Your answer should hold every line of the records below that contains the string "true".

**Data shown:**
+---+
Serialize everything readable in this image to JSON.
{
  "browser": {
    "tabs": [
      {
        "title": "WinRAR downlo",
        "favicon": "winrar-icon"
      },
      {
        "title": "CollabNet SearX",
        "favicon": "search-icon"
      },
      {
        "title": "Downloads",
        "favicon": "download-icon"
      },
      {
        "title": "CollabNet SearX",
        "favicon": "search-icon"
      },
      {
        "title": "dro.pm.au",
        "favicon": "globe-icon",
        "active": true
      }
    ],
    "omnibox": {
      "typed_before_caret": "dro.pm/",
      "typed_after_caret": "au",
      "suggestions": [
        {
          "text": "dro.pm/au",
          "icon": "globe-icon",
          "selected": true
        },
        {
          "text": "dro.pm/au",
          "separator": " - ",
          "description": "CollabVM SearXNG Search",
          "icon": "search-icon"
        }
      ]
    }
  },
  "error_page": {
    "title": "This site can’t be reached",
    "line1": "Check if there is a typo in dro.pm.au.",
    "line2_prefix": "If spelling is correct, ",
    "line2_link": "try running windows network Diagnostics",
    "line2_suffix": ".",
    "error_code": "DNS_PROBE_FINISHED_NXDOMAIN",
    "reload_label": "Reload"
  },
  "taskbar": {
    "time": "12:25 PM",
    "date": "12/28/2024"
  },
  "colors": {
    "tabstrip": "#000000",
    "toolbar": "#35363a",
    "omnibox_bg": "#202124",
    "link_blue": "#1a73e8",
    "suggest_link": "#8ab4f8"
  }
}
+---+
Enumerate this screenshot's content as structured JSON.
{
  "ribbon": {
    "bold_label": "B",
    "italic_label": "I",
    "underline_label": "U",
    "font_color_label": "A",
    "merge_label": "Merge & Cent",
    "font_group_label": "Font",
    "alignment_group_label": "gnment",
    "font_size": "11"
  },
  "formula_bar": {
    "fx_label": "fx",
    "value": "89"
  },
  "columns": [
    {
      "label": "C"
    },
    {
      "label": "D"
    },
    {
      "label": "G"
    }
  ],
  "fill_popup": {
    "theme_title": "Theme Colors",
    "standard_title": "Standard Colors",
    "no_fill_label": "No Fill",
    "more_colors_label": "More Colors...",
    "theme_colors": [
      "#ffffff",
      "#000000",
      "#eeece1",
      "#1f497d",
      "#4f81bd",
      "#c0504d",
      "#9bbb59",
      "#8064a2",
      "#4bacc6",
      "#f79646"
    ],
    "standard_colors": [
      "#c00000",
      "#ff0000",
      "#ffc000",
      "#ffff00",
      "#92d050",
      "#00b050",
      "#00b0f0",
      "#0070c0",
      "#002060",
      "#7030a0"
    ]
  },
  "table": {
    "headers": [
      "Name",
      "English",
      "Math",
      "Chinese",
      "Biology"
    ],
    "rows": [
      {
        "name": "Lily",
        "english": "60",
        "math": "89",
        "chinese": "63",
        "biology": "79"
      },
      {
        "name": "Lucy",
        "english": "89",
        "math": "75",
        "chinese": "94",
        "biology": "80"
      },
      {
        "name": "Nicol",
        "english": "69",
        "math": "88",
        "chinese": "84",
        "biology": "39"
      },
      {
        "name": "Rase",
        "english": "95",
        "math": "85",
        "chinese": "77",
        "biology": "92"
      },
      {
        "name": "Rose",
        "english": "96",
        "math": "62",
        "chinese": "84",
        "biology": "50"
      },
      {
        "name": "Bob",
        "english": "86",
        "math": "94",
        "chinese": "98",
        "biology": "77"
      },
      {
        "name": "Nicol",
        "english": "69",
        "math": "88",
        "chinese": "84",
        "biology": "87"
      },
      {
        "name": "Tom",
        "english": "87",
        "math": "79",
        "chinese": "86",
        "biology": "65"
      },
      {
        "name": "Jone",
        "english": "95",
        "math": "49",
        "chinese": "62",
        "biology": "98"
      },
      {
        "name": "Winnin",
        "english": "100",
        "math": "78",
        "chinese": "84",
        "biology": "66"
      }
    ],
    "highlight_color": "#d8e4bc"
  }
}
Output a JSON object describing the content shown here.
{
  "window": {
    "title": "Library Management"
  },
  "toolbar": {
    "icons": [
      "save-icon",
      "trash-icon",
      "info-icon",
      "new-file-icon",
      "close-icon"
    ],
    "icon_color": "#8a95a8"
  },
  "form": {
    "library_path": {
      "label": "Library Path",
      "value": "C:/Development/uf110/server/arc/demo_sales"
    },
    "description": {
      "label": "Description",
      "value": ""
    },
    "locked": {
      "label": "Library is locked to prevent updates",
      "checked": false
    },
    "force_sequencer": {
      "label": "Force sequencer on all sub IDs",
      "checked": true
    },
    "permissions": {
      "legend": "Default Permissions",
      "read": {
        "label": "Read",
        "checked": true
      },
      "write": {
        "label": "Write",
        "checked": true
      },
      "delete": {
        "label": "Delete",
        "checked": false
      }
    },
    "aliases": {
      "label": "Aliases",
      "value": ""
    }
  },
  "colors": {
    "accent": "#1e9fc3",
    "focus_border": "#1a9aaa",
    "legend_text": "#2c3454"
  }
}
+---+
**Reply:**
        "active": true
          "selected": true
      "checked": true
        "checked": true
        "checked": true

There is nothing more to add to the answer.